Total the lines of the entries below that hold the string "from", then write only that total.

(Interface dataset entries)

========

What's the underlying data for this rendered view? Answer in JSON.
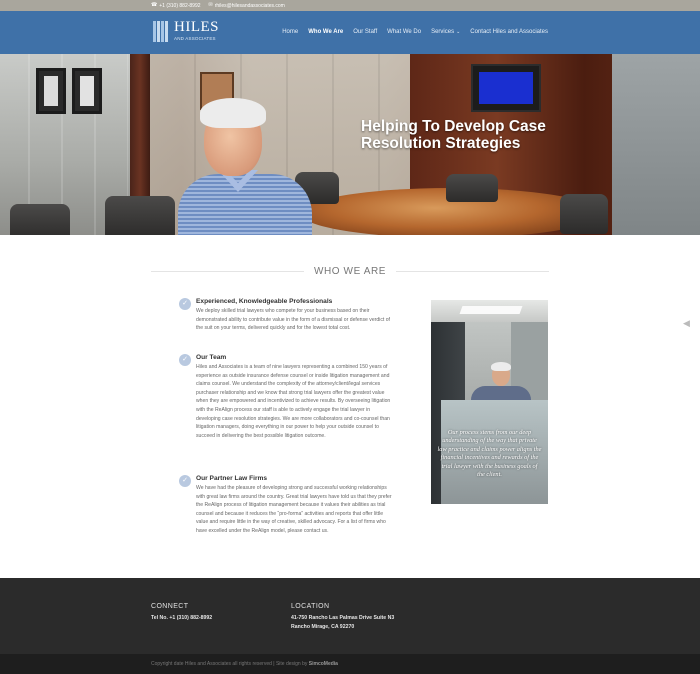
{
  "topbar": {
    "phone": "+1 (310) 882-8992",
    "email": "rhiles@hilesandassociates.com"
  },
  "header": {
    "logo_name": "HILES",
    "logo_sub": "AND ASSOCIATES",
    "nav": [
      {
        "label": "Home"
      },
      {
        "label": "Who We Are"
      },
      {
        "label": "Our Staff"
      },
      {
        "label": "What We Do"
      },
      {
        "label": "Services"
      },
      {
        "label": "Contact Hiles and Associates"
      }
    ],
    "active": "Who We Are"
  },
  "hero": {
    "title": "Helping To Develop Case Resolution Strategies"
  },
  "section": {
    "title": "WHO WE ARE"
  },
  "features": [
    {
      "title": "Experienced, Knowledgeable Professionals",
      "text": "We deploy skilled trial lawyers who compete for your business based on their demonstrated ability to contribute value in the form of a dismissal or defense verdict of the suit on your terms, delivered quickly and for the lowest total cost."
    },
    {
      "title": "Our Team",
      "text": "Hiles and Associates is a team of nine lawyers representing a combined 150 years of experience as outside insurance defense counsel or inside litigation management and claims counsel. We understand the complexity of the attorney/client/legal services purchaser relationship and we know that strong trial lawyers offer the greatest value when they are empowered and incentivized to achieve results. By overseeing litigation with the ReAlign process our staff is able to actively engage the trial lawyer in developing case resolution strategies. We are more collaborators and co-counsel than litigation managers, doing everything in our power to help your outside counsel to succeed in delivering the best possible litigation outcome."
    },
    {
      "title": "Our Partner Law Firms",
      "text": "We have had the pleasure of developing strong and successful working relationships with great law firms around the country. Great trial lawyers have told us that they prefer the ReAlign process of litigation management because it values their abilities as trial counsel and because it reduces the “pro-forma” activities and reports that offer little value and require little in the way of creative, skilled advocacy. For a list of firms who have excelled under the ReAlign model, please contact us."
    }
  ],
  "side_quote": "Our process stems from our deep understanding of the way that private law practice and claims power aligns the financial incentives and rewards of the trial lawyer with the business goals of the client.",
  "footer": {
    "connect_title": "CONNECT",
    "connect_text": "Tel No. +1 (310) 882-8992",
    "location_title": "LOCATION",
    "address_line1": "41-750 Rancho Las Palmas Drive Suite N3",
    "address_line2": "Rancho Mirage, CA 92270",
    "copyright": "Copyright date Hiles and Associates all rights reserved | Site design by",
    "designer": "SimcoMedia"
  }
}
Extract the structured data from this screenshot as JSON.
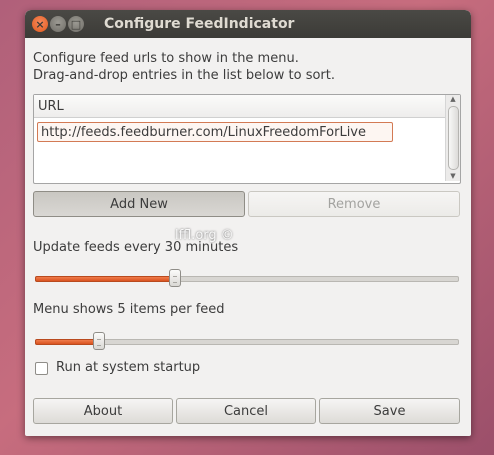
{
  "window": {
    "title": "Configure FeedIndicator",
    "close_glyph": "×",
    "minimize_glyph": "–",
    "maximize_glyph": "□"
  },
  "description": {
    "line1": "Configure feed urls to show in the menu.",
    "line2": "Drag-and-drop entries in the list below to sort."
  },
  "feed_list": {
    "column_header": "URL",
    "entries": [
      "http://feeds.feedburner.com/LinuxFreedomForLive"
    ]
  },
  "list_buttons": {
    "add_label": "Add New",
    "remove_label": "Remove"
  },
  "watermark": "lffl.org ©",
  "update_slider": {
    "label": "Update feeds every 30 minutes",
    "fraction": 0.33
  },
  "items_slider": {
    "label": "Menu shows 5 items per feed",
    "fraction": 0.15
  },
  "startup": {
    "label": "Run at system startup",
    "checked": false
  },
  "footer": {
    "about_label": "About",
    "cancel_label": "Cancel",
    "save_label": "Save"
  },
  "colors": {
    "accent": "#dd5a23",
    "titlebar": "#3c3b37"
  }
}
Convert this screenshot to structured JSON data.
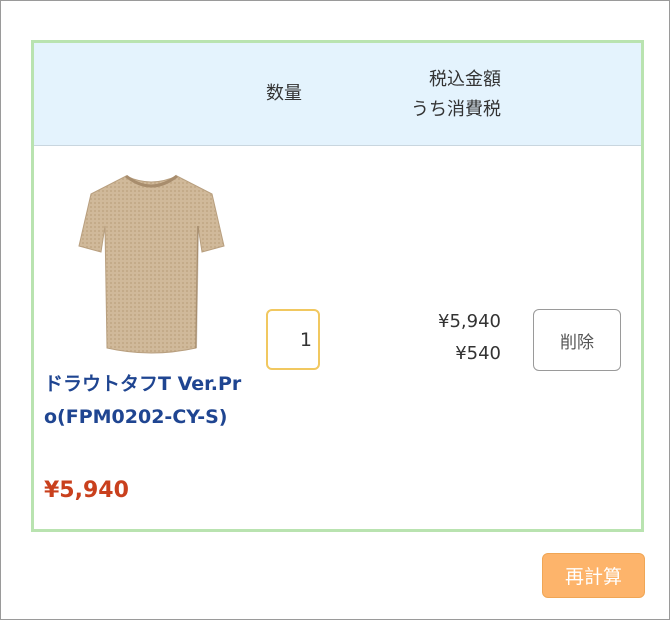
{
  "cart": {
    "header": {
      "quantity_label": "数量",
      "price_label_line1": "税込金額",
      "price_label_line2": "うち消費税"
    },
    "items": [
      {
        "name": "ドラウトタフT Ver.Pro(FPM0202-CY-S)",
        "price": "¥5,940",
        "quantity": "1",
        "total": "¥5,940",
        "tax": "¥540",
        "delete_label": "削除",
        "image_icon": "tshirt-product-image"
      }
    ]
  },
  "actions": {
    "recalculate_label": "再計算"
  },
  "colors": {
    "header_bg": "#e4f3fd",
    "cart_border": "#b9e3b0",
    "product_name": "#1f4591",
    "product_price": "#c9401d",
    "qty_border": "#f1c860",
    "recalc_bg": "#fdb46b"
  }
}
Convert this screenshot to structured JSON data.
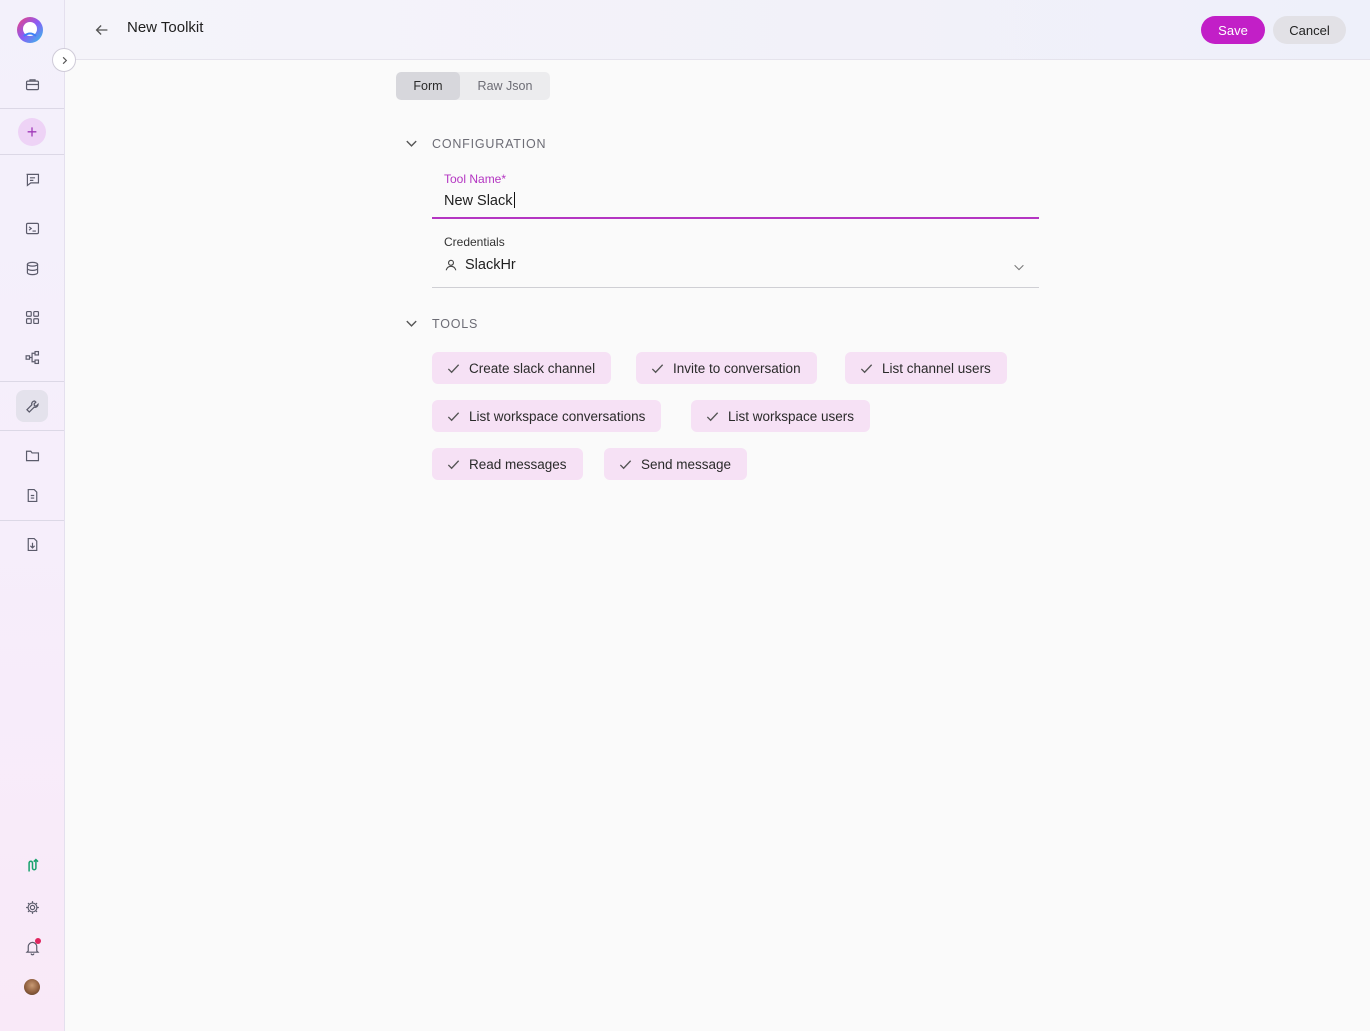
{
  "header": {
    "title": "New Toolkit",
    "save_label": "Save",
    "cancel_label": "Cancel"
  },
  "tabs": [
    {
      "label": "Form",
      "active": true
    },
    {
      "label": "Raw Json",
      "active": false
    }
  ],
  "sections": {
    "configuration": {
      "title": "CONFIGURATION",
      "tool_name": {
        "label": "Tool Name*",
        "value": "New Slack"
      },
      "credentials": {
        "label": "Credentials",
        "value": "SlackHr"
      }
    },
    "tools": {
      "title": "TOOLS",
      "items": [
        {
          "label": "Create slack channel",
          "checked": true
        },
        {
          "label": "Invite to conversation",
          "checked": true
        },
        {
          "label": "List channel users",
          "checked": true
        },
        {
          "label": "List workspace conversations",
          "checked": true
        },
        {
          "label": "List workspace users",
          "checked": true
        },
        {
          "label": "Read messages",
          "checked": true
        },
        {
          "label": "Send message",
          "checked": true
        }
      ]
    }
  },
  "sidebar": {
    "icons": [
      "logo",
      "briefcase-icon",
      "add-icon",
      "chat-icon",
      "terminal-icon",
      "database-icon",
      "apps-icon",
      "pipeline-icon",
      "wrench-icon",
      "folder-icon",
      "document-icon",
      "import-icon",
      "integration-icon",
      "settings-icon",
      "bell-icon",
      "avatar"
    ]
  },
  "colors": {
    "accent": "#c21fc7",
    "chip_bg": "#f6e1f5",
    "field_active": "#b435c2"
  }
}
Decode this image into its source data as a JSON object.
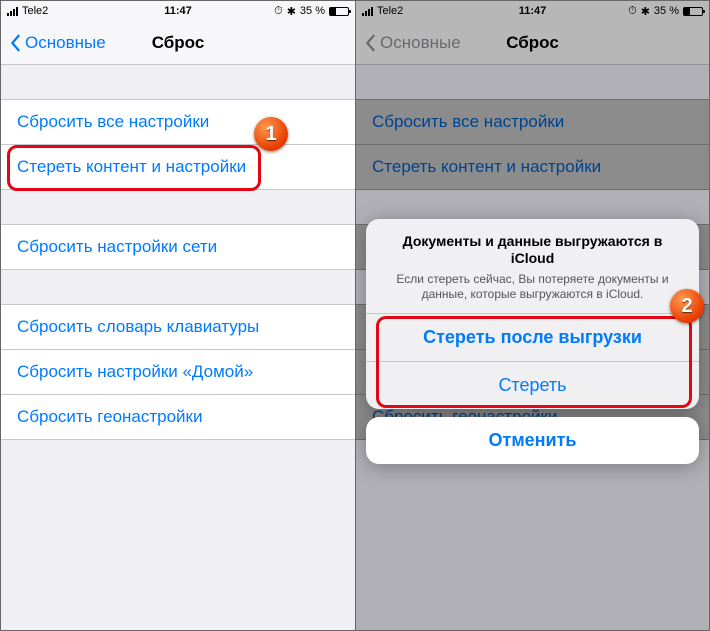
{
  "status": {
    "carrier": "Tele2",
    "time": "11:47",
    "battery_text": "35 %",
    "alarm_glyph": "⏱",
    "bt_glyph": "✱"
  },
  "nav": {
    "back_label": "Основные",
    "title": "Сброс"
  },
  "rows": {
    "reset_all": "Сбросить все настройки",
    "erase_content": "Стереть контент и настройки",
    "reset_network": "Сбросить настройки сети",
    "reset_keyboard": "Сбросить словарь клавиатуры",
    "reset_home": "Сбросить настройки «Домой»",
    "reset_location": "Сбросить геонастройки"
  },
  "alert": {
    "title": "Документы и данные выгружаются в iCloud",
    "message": "Если стереть сейчас, Вы потеряете документы и данные, которые выгружаются в iCloud.",
    "btn_after": "Стереть после выгрузки",
    "btn_erase": "Стереть",
    "btn_cancel": "Отменить"
  },
  "markers": {
    "step1": "1",
    "step2": "2"
  }
}
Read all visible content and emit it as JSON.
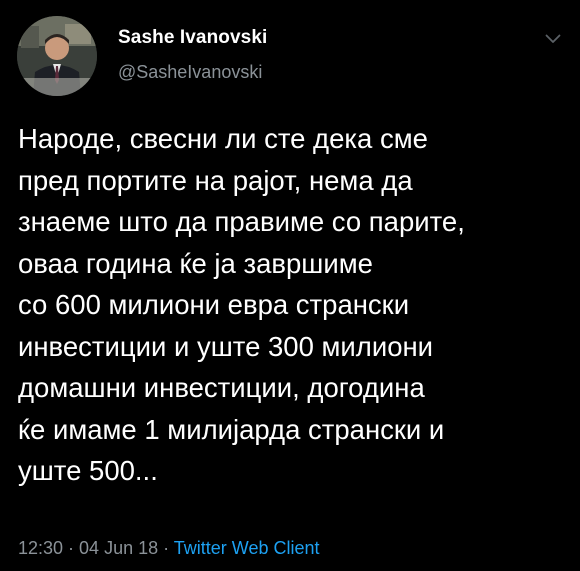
{
  "tweet": {
    "author_name": "Sashe Ivanovski",
    "author_handle": "@SasheIvanovski",
    "text_lines": [
      "Народе, свесни ли сте дека сме",
      "пред портите на рајот, нема да",
      "знаеме што да правиме со парите,",
      "оваа година ќе ја завршиме",
      "со 600 милиони евра странски",
      "инвестиции и уште 300 милиони",
      "домашни инвестиции, догодина",
      "ќе имаме 1 милијарда странски и",
      "уште 500..."
    ],
    "time": "12:30",
    "date": "04 Jun 18",
    "separator": " · ",
    "source": "Twitter Web Client"
  },
  "icons": {
    "avatar": "avatar-photo",
    "menu": "chevron-down-icon"
  },
  "colors": {
    "background": "#000000",
    "text": "#ffffff",
    "secondary": "#8b9298",
    "link": "#1da1f2"
  }
}
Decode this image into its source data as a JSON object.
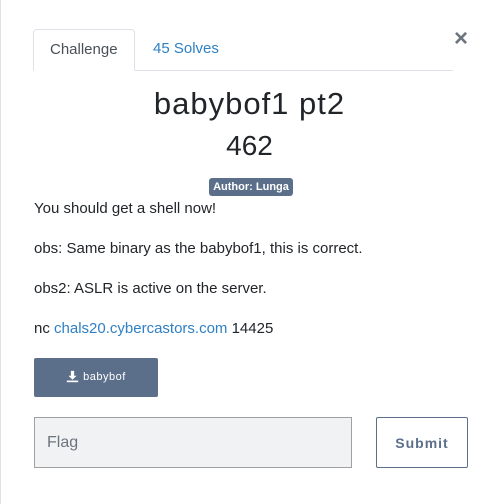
{
  "modal": {
    "close_glyph": "×",
    "tabs": [
      {
        "label": "Challenge",
        "active": true
      },
      {
        "label": "45 Solves",
        "active": false
      }
    ],
    "challenge": {
      "name": "babybof1 pt2",
      "points": "462",
      "author_badge": "Author: Lunga",
      "description": [
        "You should get a shell now!",
        "obs: Same binary as the babybof1, this is correct.",
        "obs2: ASLR is active on the server."
      ],
      "connection": {
        "prefix": "nc",
        "host": "chals20.cybercastors.com",
        "port": "14425"
      },
      "file_label": "babybof"
    },
    "form": {
      "flag_placeholder": "Flag",
      "flag_value": "",
      "submit_label": "Submit"
    }
  },
  "colors": {
    "link": "#2f80c4",
    "badge": "#5c6f8a",
    "input_bg": "#f1f2f4"
  }
}
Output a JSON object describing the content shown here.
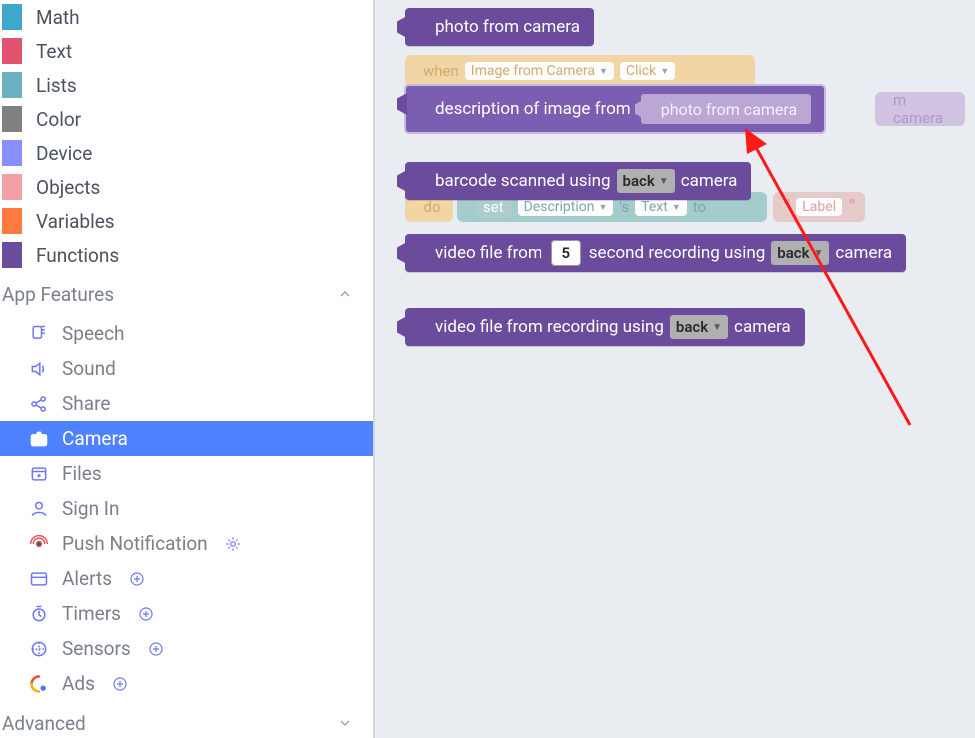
{
  "categories": [
    {
      "label": "Math",
      "color": "#3fa7cc"
    },
    {
      "label": "Text",
      "color": "#e0526f"
    },
    {
      "label": "Lists",
      "color": "#6bb0c0"
    },
    {
      "label": "Color",
      "color": "#808080"
    },
    {
      "label": "Device",
      "color": "#8a8fff"
    },
    {
      "label": "Objects",
      "color": "#f29fa6"
    },
    {
      "label": "Variables",
      "color": "#ff7a3f"
    },
    {
      "label": "Functions",
      "color": "#6b4c9c"
    }
  ],
  "sections": {
    "app_features": {
      "title": "App Features"
    },
    "advanced": {
      "title": "Advanced"
    }
  },
  "features": [
    {
      "key": "speech",
      "label": "Speech",
      "icon": "speech"
    },
    {
      "key": "sound",
      "label": "Sound",
      "icon": "sound"
    },
    {
      "key": "share",
      "label": "Share",
      "icon": "share"
    },
    {
      "key": "camera",
      "label": "Camera",
      "icon": "camera",
      "selected": true
    },
    {
      "key": "files",
      "label": "Files",
      "icon": "files"
    },
    {
      "key": "signin",
      "label": "Sign In",
      "icon": "signin"
    },
    {
      "key": "push",
      "label": "Push Notification",
      "icon": "push",
      "extra": "gear"
    },
    {
      "key": "alerts",
      "label": "Alerts",
      "icon": "alerts",
      "extra": "plus"
    },
    {
      "key": "timers",
      "label": "Timers",
      "icon": "timers",
      "extra": "plus"
    },
    {
      "key": "sensors",
      "label": "Sensors",
      "icon": "sensors",
      "extra": "plus"
    },
    {
      "key": "ads",
      "label": "Ads",
      "icon": "ads",
      "extra": "plus"
    }
  ],
  "blocks": {
    "photo": {
      "label": "photo from camera"
    },
    "desc": {
      "prefix": "description of image from",
      "input": "photo from camera"
    },
    "barcode": {
      "prefix": "barcode scanned using",
      "dropdown": "back",
      "suffix": "camera"
    },
    "video_timed": {
      "prefix": "video file from",
      "seconds": "5",
      "mid": "second recording using",
      "dropdown": "back",
      "suffix": "camera"
    },
    "video": {
      "prefix": "video file from recording using",
      "dropdown": "back",
      "suffix": "camera"
    }
  },
  "ghost": {
    "when": {
      "word": "when",
      "comp": "Image from Camera",
      "evt": "Click"
    },
    "trail": {
      "text": "m camera"
    },
    "do": {
      "word": "do",
      "set": "set",
      "comp": "Description",
      "prop": "Text",
      "to": "to",
      "label": "Label"
    }
  }
}
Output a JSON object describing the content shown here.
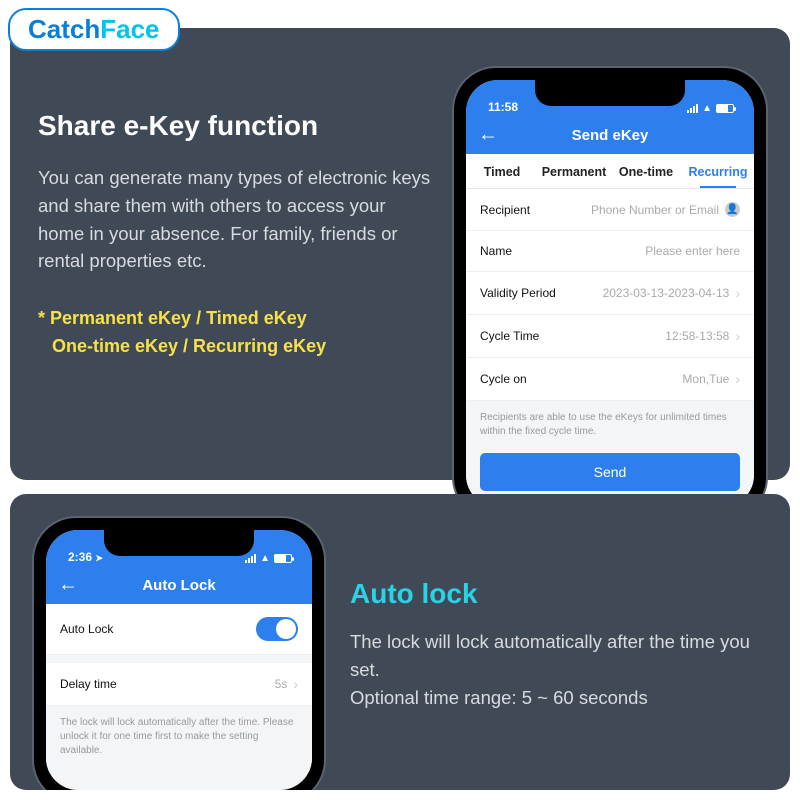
{
  "logo": {
    "part1": "Catch",
    "part2": "Face"
  },
  "section1": {
    "title": "Share e-Key function",
    "body": "You can generate many types of electronic keys and share them with others to access your home in your absence. For family, friends or rental properties etc.",
    "bullets_line1": "* Permanent eKey /  Timed eKey",
    "bullets_line2": "One-time eKey /  Recurring eKey"
  },
  "phone1": {
    "time": "11:58",
    "nav_title": "Send eKey",
    "tabs": {
      "timed": "Timed",
      "permanent": "Permanent",
      "onetime": "One-time",
      "recurring": "Recurring"
    },
    "rows": {
      "recipient_label": "Recipient",
      "recipient_placeholder": "Phone Number or Email",
      "name_label": "Name",
      "name_placeholder": "Please enter here",
      "validity_label": "Validity Period",
      "validity_value": "2023-03-13-2023-04-13",
      "cycletime_label": "Cycle Time",
      "cycletime_value": "12:58-13:58",
      "cycleon_label": "Cycle on",
      "cycleon_value": "Mon,Tue"
    },
    "note": "Recipients are able to use the eKeys for unlimited times within the fixed cycle time.",
    "send": "Send"
  },
  "section2": {
    "title": "Auto lock",
    "body_line1": "The lock will lock automatically after the time you set.",
    "body_line2": "Optional time range: 5 ~ 60 seconds"
  },
  "phone2": {
    "time": "2:36",
    "nav_title": "Auto Lock",
    "rows": {
      "autolock_label": "Auto Lock",
      "delay_label": "Delay time",
      "delay_value": "5s"
    },
    "note": "The lock will lock automatically after the time. Please unlock it for one time first to make the setting available."
  }
}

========

Result of this task: 8